WHAT YOU SHOULD DO: Filter the data for lines with the word "chevron" and copy those lines.

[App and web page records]
━━━━
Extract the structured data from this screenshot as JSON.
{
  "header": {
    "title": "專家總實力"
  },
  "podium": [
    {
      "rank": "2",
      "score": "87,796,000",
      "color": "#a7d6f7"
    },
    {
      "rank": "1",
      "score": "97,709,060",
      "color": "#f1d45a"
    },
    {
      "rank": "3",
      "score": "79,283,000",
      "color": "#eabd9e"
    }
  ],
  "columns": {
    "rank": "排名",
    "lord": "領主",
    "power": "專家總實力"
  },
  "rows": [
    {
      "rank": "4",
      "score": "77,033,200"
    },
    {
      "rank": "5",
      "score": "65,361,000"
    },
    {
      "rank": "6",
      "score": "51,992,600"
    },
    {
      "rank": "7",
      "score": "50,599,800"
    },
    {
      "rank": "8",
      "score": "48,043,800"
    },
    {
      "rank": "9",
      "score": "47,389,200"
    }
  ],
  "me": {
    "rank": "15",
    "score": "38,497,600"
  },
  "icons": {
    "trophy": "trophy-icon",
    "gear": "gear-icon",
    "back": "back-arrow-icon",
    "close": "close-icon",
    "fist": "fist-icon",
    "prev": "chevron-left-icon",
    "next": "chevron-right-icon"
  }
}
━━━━
ANSWER TO THE EXERCISE:
    "prev": "chevron-left-icon",
    "next": "chevron-right-icon"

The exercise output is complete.